November 12th marks the fourth annual World Pneumonia Day, when world leaders are calling for major efforts in the fight against childhood pneumonia, which remains the number one killer of children under age five. Pneumonia claimed 1.3 million lives in 2011 alone, and was responsible for nearly one in five global child deaths.

As a child I was hospitalized with pneumonia when I was 5.  I can remember being confined to a bed covered in a plastic bubble for a number of days.  I don’t remember much more than that, but I can still see the plastic “bubble” that encased my small space to protect me from spreading my own disease to others and acquiring more germs that might worsen my state.

That moment came and went.  I survived just fine with the help of doctors, my parents and that “bubble” I had to endure.  So, when my son came down with pneumonia at the age of two those images again resurfaced in my head.  (funny how that happens, isn’t it?)

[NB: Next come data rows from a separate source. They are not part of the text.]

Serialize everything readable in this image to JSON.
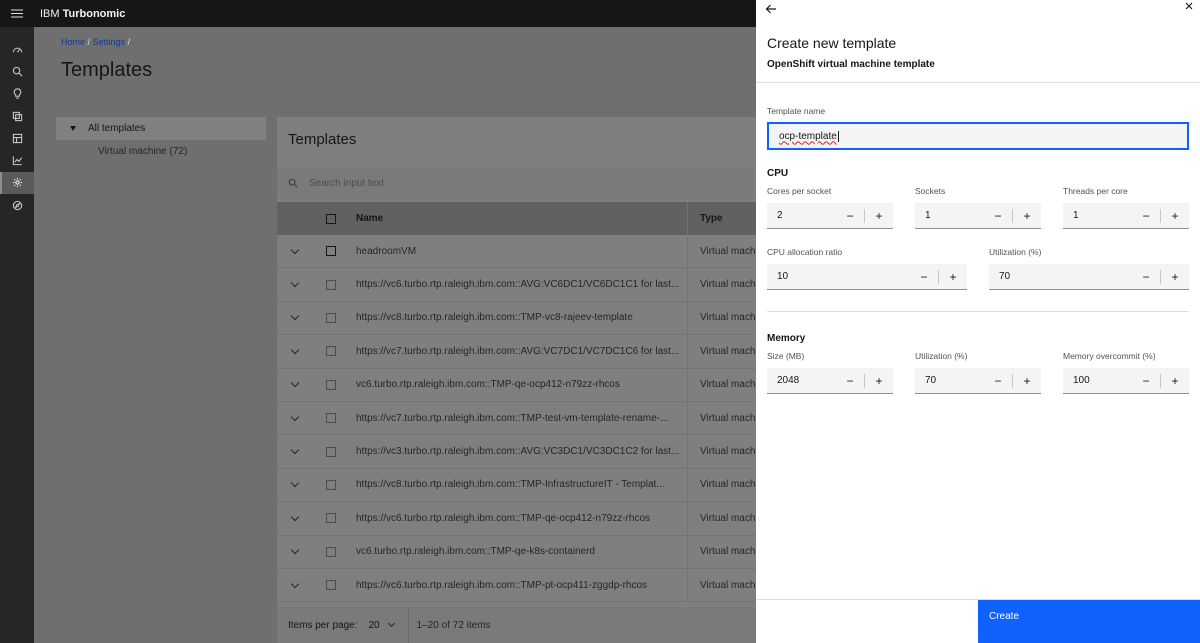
{
  "header": {
    "brand_prefix": "IBM",
    "brand_name": "Turbonomic"
  },
  "rail": [
    "dashboard-icon",
    "search-icon",
    "lightbulb-icon",
    "copy-icon",
    "table-icon",
    "chart-icon",
    "gear-icon",
    "compass-icon"
  ],
  "breadcrumb": {
    "home": "Home",
    "sep1": " / ",
    "settings": "Settings",
    "sep2": " /"
  },
  "page": {
    "title": "Templates"
  },
  "tree": {
    "all": "All templates",
    "vm": "Virtual machine (72)"
  },
  "list": {
    "title": "Templates",
    "search_placeholder": "Search input text",
    "columns": {
      "name": "Name",
      "type": "Type"
    },
    "rows": [
      {
        "name": "headroomVM",
        "type": "Virtual machine"
      },
      {
        "name": "https://vc6.turbo.rtp.raleigh.ibm.com::AVG:VC6DC1/VC6DC1C1 for last...",
        "type": "Virtual machine"
      },
      {
        "name": "https://vc8.turbo.rtp.raleigh.ibm.com::TMP-vc8-rajeev-template",
        "type": "Virtual machine"
      },
      {
        "name": "https://vc7.turbo.rtp.raleigh.ibm.com::AVG:VC7DC1/VC7DC1C6 for last...",
        "type": "Virtual machine"
      },
      {
        "name": "vc6.turbo.rtp.raleigh.ibm.com::TMP-qe-ocp412-n79zz-rhcos",
        "type": "Virtual machine"
      },
      {
        "name": "https://vc7.turbo.rtp.raleigh.ibm.com::TMP-test-vm-template-rename-...",
        "type": "Virtual machine"
      },
      {
        "name": "https://vc3.turbo.rtp.raleigh.ibm.com::AVG:VC3DC1/VC3DC1C2 for last...",
        "type": "Virtual machine"
      },
      {
        "name": "https://vc8.turbo.rtp.raleigh.ibm.com::TMP-InfrastructureIT - Templat...",
        "type": "Virtual machine"
      },
      {
        "name": "https://vc6.turbo.rtp.raleigh.ibm.com::TMP-qe-ocp412-n79zz-rhcos",
        "type": "Virtual machine"
      },
      {
        "name": "vc6.turbo.rtp.raleigh.ibm.com::TMP-qe-k8s-containerd",
        "type": "Virtual machine"
      },
      {
        "name": "https://vc6.turbo.rtp.raleigh.ibm.com::TMP-pt-ocp411-zggdp-rhcos",
        "type": "Virtual machine"
      }
    ],
    "pager": {
      "items_per_page_label": "Items per page:",
      "items_per_page": "20",
      "range": "1–20 of 72 items"
    }
  },
  "panel": {
    "title": "Create new template",
    "subtitle": "OpenShift virtual machine template",
    "template_name_label": "Template name",
    "template_name_value": "ocp-template",
    "cpu": {
      "heading": "CPU",
      "cores_label": "Cores per socket",
      "cores_value": "2",
      "sockets_label": "Sockets",
      "sockets_value": "1",
      "threads_label": "Threads per core",
      "threads_value": "1",
      "ratio_label": "CPU allocation ratio",
      "ratio_value": "10",
      "util_label": "Utilization (%)",
      "util_value": "70"
    },
    "memory": {
      "heading": "Memory",
      "size_label": "Size (MB)",
      "size_value": "2048",
      "util_label": "Utilization (%)",
      "util_value": "70",
      "overcommit_label": "Memory overcommit (%)",
      "overcommit_value": "100"
    },
    "minus": "−",
    "plus": "+",
    "create_label": "Create"
  }
}
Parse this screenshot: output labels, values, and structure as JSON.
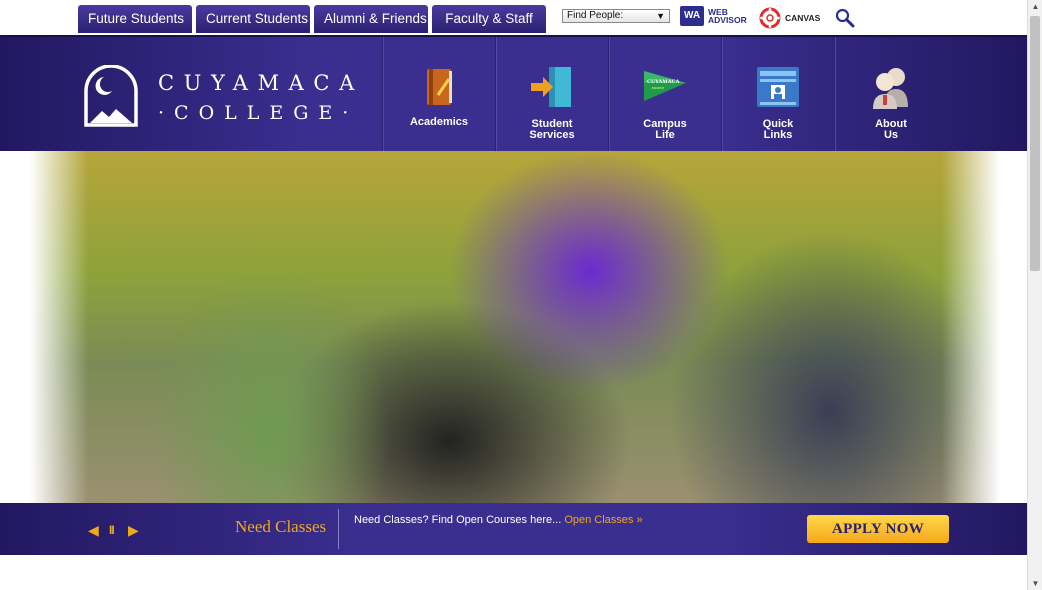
{
  "tabs": [
    {
      "label": "Future Students"
    },
    {
      "label": "Current Students"
    },
    {
      "label": "Alumni & Friends"
    },
    {
      "label": "Faculty & Staff"
    }
  ],
  "find_people": {
    "selected": "Find People:"
  },
  "web_advisor": {
    "badge": "WA",
    "line1": "WEB",
    "line2": "ADVISOR"
  },
  "canvas": {
    "label": "CANVAS"
  },
  "logo": {
    "line1": "CUYAMACA",
    "line2": "·COLLEGE·"
  },
  "nav": [
    {
      "label": "Academics"
    },
    {
      "label1": "Student",
      "label2": "Services"
    },
    {
      "label1": "Campus",
      "label2": "Life",
      "flag_text": "CUYAMACA",
      "flag_sub": "FRONT"
    },
    {
      "label1": "Quick",
      "label2": "Links"
    },
    {
      "label1": "About",
      "label2": "Us"
    }
  ],
  "banner": {
    "title": "Need Classes",
    "text": "Need Classes? Find Open Courses here... ",
    "link": "Open Classes »",
    "apply": "APPLY NOW"
  },
  "colors": {
    "brand_purple": "#3a2e8f",
    "dark_purple": "#221860",
    "gold": "#f0a81c"
  }
}
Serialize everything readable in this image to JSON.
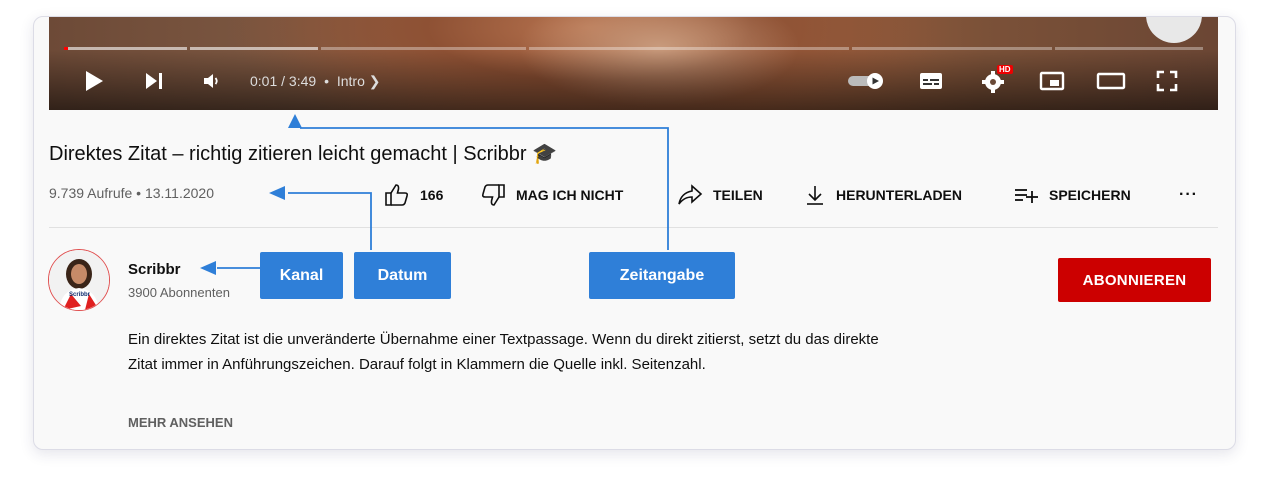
{
  "player": {
    "time": "0:01 / 3:49",
    "chapter": "Intro",
    "hd_badge": "HD",
    "icons": [
      "play-icon",
      "next-icon",
      "volume-icon",
      "autoplay-toggle-icon",
      "subtitles-icon",
      "settings-icon",
      "miniplayer-icon",
      "theater-icon",
      "fullscreen-icon"
    ],
    "progress_fraction": 0.003
  },
  "video": {
    "title": "Direktes Zitat – richtig zitieren leicht gemacht | Scribbr 🎓",
    "views_date": "9.739 Aufrufe • 13.11.2020"
  },
  "actions": {
    "like_count": "166",
    "dislike_label": "MAG ICH NICHT",
    "share_label": "TEILEN",
    "download_label": "HERUNTERLADEN",
    "save_label": "SPEICHERN",
    "more_label": "···"
  },
  "channel": {
    "name": "Scribbr",
    "subscribers": "3900 Abonnenten",
    "subscribe_label": "ABONNIEREN",
    "avatar_text": "Scribbr"
  },
  "description": {
    "text": "Ein direktes Zitat ist die unveränderte Übernahme einer Textpassage. Wenn du direkt zitierst, setzt du das direkte Zitat immer in Anführungszeichen. Darauf folgt in Klammern die Quelle inkl. Seitenzahl.",
    "more_label": "MEHR ANSEHEN"
  },
  "annotations": {
    "kanal": "Kanal",
    "datum": "Datum",
    "zeitangabe": "Zeitangabe",
    "accent": "#2f7fd8"
  },
  "colors": {
    "subscribe_bg": "#cc0000",
    "progress_played": "#ff0000"
  }
}
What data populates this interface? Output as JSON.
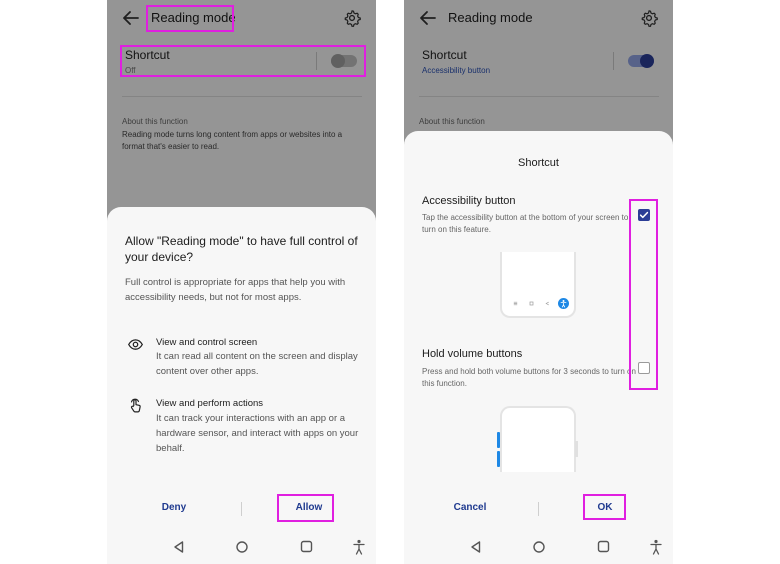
{
  "left_screen": {
    "title": "Reading mode",
    "shortcut": {
      "label": "Shortcut",
      "status": "Off",
      "enabled": false
    },
    "about": {
      "heading": "About this function",
      "body": "Reading mode turns long content from apps or websites into a format that's easier to read."
    },
    "dialog": {
      "title": "Allow \"Reading mode\" to have full control of your device?",
      "description": "Full control is appropriate for apps that help you with accessibility needs, but not for most apps.",
      "permissions": [
        {
          "icon": "eye-icon",
          "heading": "View and control screen",
          "text": "It can read all content on the screen and display content over other apps."
        },
        {
          "icon": "touch-hand-icon",
          "heading": "View and perform actions",
          "text": "It can track your interactions with an app or a hardware sensor, and interact with apps on your behalf."
        }
      ],
      "deny_label": "Deny",
      "allow_label": "Allow"
    }
  },
  "right_screen": {
    "title": "Reading mode",
    "shortcut": {
      "label": "Shortcut",
      "status": "Accessibility button",
      "enabled": true
    },
    "about": {
      "heading": "About this function"
    },
    "dialog": {
      "title": "Shortcut",
      "options": [
        {
          "label": "Accessibility button",
          "description": "Tap the accessibility button at the bottom of your screen to turn on this feature.",
          "checked": true
        },
        {
          "label": "Hold volume buttons",
          "description": "Press and hold both volume buttons for 3 seconds to turn on this function.",
          "checked": false
        }
      ],
      "cancel_label": "Cancel",
      "ok_label": "OK"
    }
  },
  "nav_icons": [
    "back-triangle-icon",
    "home-circle-icon",
    "recents-square-icon",
    "accessibility-person-icon"
  ],
  "colors": {
    "accent": "#2b3d96",
    "link_blue": "#2a4fb0",
    "highlight": "#e01fe0",
    "dim_overlay": "rgba(0,0,0,0.39)",
    "toggle_off_track": "#bdbdbd",
    "toggle_on_track": "#8fa1e0"
  }
}
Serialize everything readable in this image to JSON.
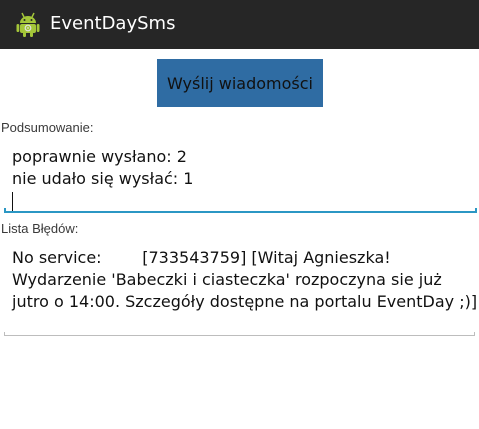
{
  "app": {
    "title": "EventDaySms",
    "icon": "android-icon",
    "accent_color": "#2f6ca3",
    "focus_color": "#2b97c4"
  },
  "main": {
    "send_button_label": "Wyślij wiadomości",
    "summary": {
      "label": "Podsumowanie:",
      "lines": [
        "poprawnie wysłano: 2",
        "nie udało się wysłać: 1"
      ]
    },
    "errors": {
      "label": "Lista Błędów:",
      "lines": [
        "No service:        [733543759] [Witaj Agnieszka!",
        "Wydarzenie 'Babeczki i ciasteczka' rozpoczyna sie już",
        "jutro o 14:00. Szczegóły dostępne na portalu EventDay ;)]"
      ]
    }
  }
}
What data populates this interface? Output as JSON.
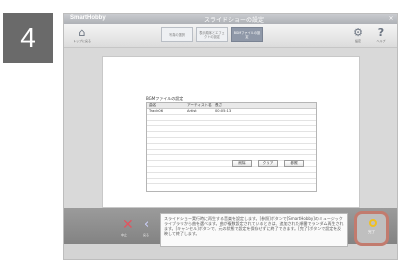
{
  "step_number": "4",
  "window": {
    "app_name": "SmartHobby",
    "title": "スライドショーの設定",
    "close_glyph": "×"
  },
  "toolbar": {
    "home_label": "トップに戻る",
    "settings_label": "設定",
    "help_label": "ヘルプ",
    "tabs": [
      {
        "label": "写真の選択"
      },
      {
        "label": "表示順序とエフェクトの設定"
      },
      {
        "label": "BGMファイルの設定"
      }
    ]
  },
  "panel": {
    "section_title": "BGMファイルの設定",
    "columns": [
      "曲名",
      "アーティスト名",
      "長さ"
    ],
    "rows": [
      [
        "Track06",
        "Artist",
        "00:05:13"
      ]
    ],
    "buttons": {
      "delete": "削除",
      "clear": "クリア",
      "reference": "参照"
    }
  },
  "footer": {
    "cancel_label": "中止",
    "back_label": "戻る",
    "ok_label": "完了",
    "message": "スライドショー実行時に再生する音楽を設定します。[参照]ボタンで[SmartHobby]のミュージックライブラリから曲を選べます。曲が複数設定されているときは、追加された順番でランダム再生されます。[キャンセル]ボタンで、元の状態で設定を保存せずに終了できます。[完了]ボタンで設定を反映して終了します。"
  },
  "icons": {
    "home": "home-icon",
    "settings": "gear-icon",
    "help": "question-icon",
    "cancel": "x-icon",
    "back": "back-arrow-icon",
    "ok": "ok-circle-icon"
  },
  "colors": {
    "highlight": "#c27b6e",
    "cancel": "#e05560",
    "ok": "#f0c020"
  }
}
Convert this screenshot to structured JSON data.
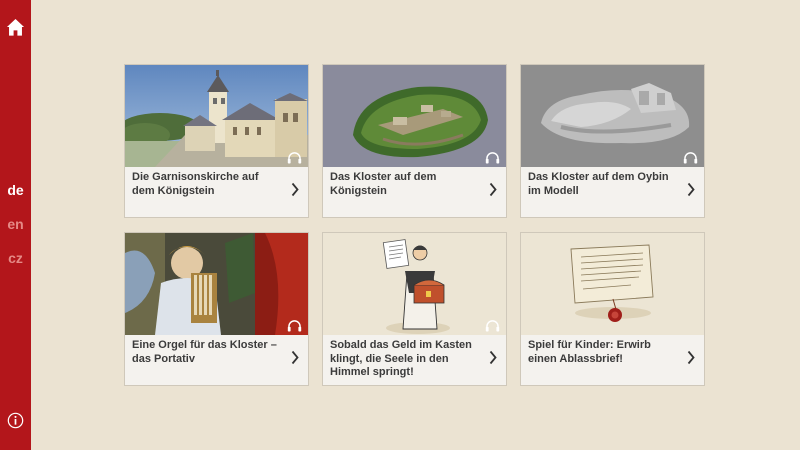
{
  "sidebar": {
    "home_icon": "home-icon",
    "languages": [
      {
        "code": "de",
        "active": true
      },
      {
        "code": "en",
        "active": false
      },
      {
        "code": "cz",
        "active": false
      }
    ],
    "info_icon": "info-icon",
    "colors": {
      "background": "#b3161b",
      "active": "#ffffff",
      "inactive": "#e58a86"
    }
  },
  "cards": [
    {
      "title": "Die Garnisonskirche auf dem Königstein",
      "image": "church-photo",
      "audio": true
    },
    {
      "title": "Das Kloster auf dem Königstein",
      "image": "fortress-3d-model",
      "audio": true
    },
    {
      "title": "Das Kloster auf dem Oybin im Modell",
      "image": "oybin-grey-model",
      "audio": true
    },
    {
      "title": "Eine Orgel für das Kloster – das Portativ",
      "image": "angel-organ-painting",
      "audio": true
    },
    {
      "title": "Sobald das Geld im Kasten klingt, die Seele in den Himmel springt!",
      "image": "monk-money-box-illustration",
      "audio": true
    },
    {
      "title": "Spiel für Kinder: Erwirb einen Ablassbrief!",
      "image": "indulgence-letter-illustration",
      "audio": false
    }
  ],
  "colors": {
    "page_background": "#ebe3d2",
    "card_background": "#f4f2ee",
    "title_text": "#3b3b3b"
  }
}
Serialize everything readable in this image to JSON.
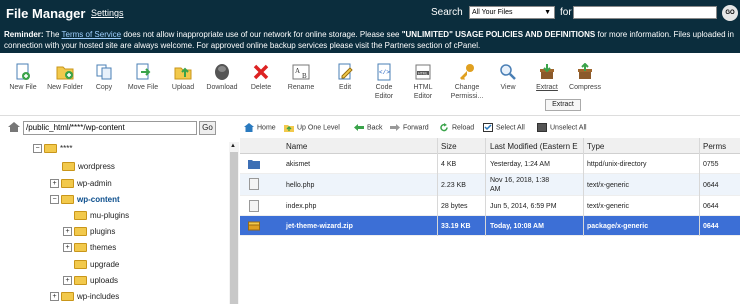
{
  "header": {
    "title": "File Manager",
    "settings_label": "Settings",
    "search_label": "Search",
    "search_scope": "All Your Files",
    "for_label": "for",
    "search_value": "",
    "go_label": "GO"
  },
  "reminder": {
    "lead": "Reminder:",
    "text_a": " The ",
    "tos_link": "Terms of Service",
    "text_b": " does not allow inappropriate use of our network for online storage. Please see ",
    "emphasis": "\"UNLIMITED\" USAGE POLICIES AND DEFINITIONS",
    "text_c": " for more information. Files uploaded in connection with your hosted site are always welcome. For approved online backup services please visit the Partners section of cPanel."
  },
  "toolbar": {
    "new_file": "New File",
    "new_folder": "New Folder",
    "copy": "Copy",
    "move_file": "Move File",
    "upload": "Upload",
    "download": "Download",
    "delete": "Delete",
    "rename": "Rename",
    "edit": "Edit",
    "code_editor": "Code Editor",
    "html_editor": "HTML Editor",
    "change_permissions": "Change Permissi...",
    "view": "View",
    "extract": "Extract",
    "compress": "Compress",
    "tooltip": "Extract"
  },
  "pathbar": {
    "path": "/public_html/****/wp-content",
    "go": "Go"
  },
  "navbar": {
    "home": "Home",
    "up": "Up One Level",
    "back": "Back",
    "forward": "Forward",
    "reload": "Reload",
    "select_all": "Select All",
    "unselect_all": "Unselect All"
  },
  "tree": {
    "root": "****",
    "items": [
      {
        "label": "wordpress"
      },
      {
        "label": "wp-admin"
      },
      {
        "label": "wp-content"
      },
      {
        "label": "mu-plugins"
      },
      {
        "label": "plugins"
      },
      {
        "label": "themes"
      },
      {
        "label": "upgrade"
      },
      {
        "label": "uploads"
      },
      {
        "label": "wp-includes"
      }
    ]
  },
  "grid": {
    "columns": {
      "name": "Name",
      "size": "Size",
      "modified": "Last Modified (Eastern E",
      "type": "Type",
      "perms": "Perms"
    },
    "rows": [
      {
        "name": "akismet",
        "size": "4 KB",
        "modified": "Yesterday, 1:24 AM",
        "modified2": "",
        "type": "httpd/unix-directory",
        "perms": "0755",
        "icon": "folder-icon"
      },
      {
        "name": "hello.php",
        "size": "2.23 KB",
        "modified": "Nov 16, 2018, 1:38",
        "modified2": "AM",
        "type": "text/x-generic",
        "perms": "0644",
        "icon": "file-icon"
      },
      {
        "name": "index.php",
        "size": "28 bytes",
        "modified": "Jun 5, 2014, 6:59 PM",
        "modified2": "",
        "type": "text/x-generic",
        "perms": "0644",
        "icon": "file-icon"
      },
      {
        "name": "jet-theme-wizard.zip",
        "size": "33.19 KB",
        "modified": "Today, 10:08 AM",
        "modified2": "",
        "type": "package/x-generic",
        "perms": "0644",
        "icon": "archive-icon"
      }
    ]
  },
  "colors": {
    "header_bg": "#0b2d3d",
    "selected_row": "#3c6fd6",
    "link": "#9fd0ff",
    "folder": "#f2c94c"
  }
}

His story doesn’t include a stay in a bubble…but it was one of the most frightening things I have ever endured to date.  He started with a cold, which added a cough, which spiked a temp of nearly 104, which when you add in his lethargic state, desire to sleep and lack of desire to eat that all showed up overnight…it became my worst nightmare.  My baby was very sick and no one could do anything to make it stop!  Our doctors did what they knew to do – fluids, rest, medication – but after 1 day of that and no improvement we were sent the the ER immediately.  His temp would not go down, he would not drink and he was so sleepy.  My worst fears were being handed to me without even asking for them…there was nothing I could do to make it better for him and I felt helpless through it all.

I will never forget our arrival in the pediatric unit where the nurses wanted to start multiple IV’s in his tiny little arms.  His little veins were so hard to find and they kept poking and poking and poking and the more they poked the more he screamed.  He was so scared and so sick.  He had to have those needles work so he could get the needed fluids and medicine into him faster so his little body could mend.  But they just couldn’t make it happen!  After new nurses arrived and the needles were in, he was able to rest, and so was I.  I prayed the medicines would work fast and my baby would return to me soon.

We spent two days in the hospital.  And when I say we, I mean we.  He slept directly on my chest for two straight days.  His body temperature slowing dropping back to normal and his color returning to his original tone.  It wasn’t over from there – even though we were out of the woods for the worst of it.  For years he fought with respiratory issues and illness induced asthma.  I am grateful that he has outgrown both by the age of 9, but the fear that existed every time he started to cough, sniffle or sneeze was something I hope no mother has to live through – ever.

Looking back at that 3-4 day ordeal that stretched out over two weeks of recovery, I can only think of those mothers who don’t have those resources in their reach when their babies become ill.  Pneumonia claimed 1.3 million lives in 2011 alone, and was responsible for nearly one in five global child deaths.  (Some of those right here in the U.S.)  But we have a chance to help lower that number TODAY!   According to a Pneumonia Progress Report released today by the International Vaccine Access Center (IVAC) at Johns Hopkins, 75 percent of all childhood pneumonia deaths worldwide occur in just 15 countries, demonstrating the impact we can have with targeted efforts. The report also notes that none of these countries have reached the 90 percent coverage targets for key pneumonia interventions recommended in the Global Action Plan for the Prevention and Control of Pneumonia (GAPP).

So, today, on World Pneumonia Day, I ask for your support.  Here is a link to multiple resources and ways that YOU can help save lives by being an advocate for children around the world:

http://worldpneumoniaday.org/act2012/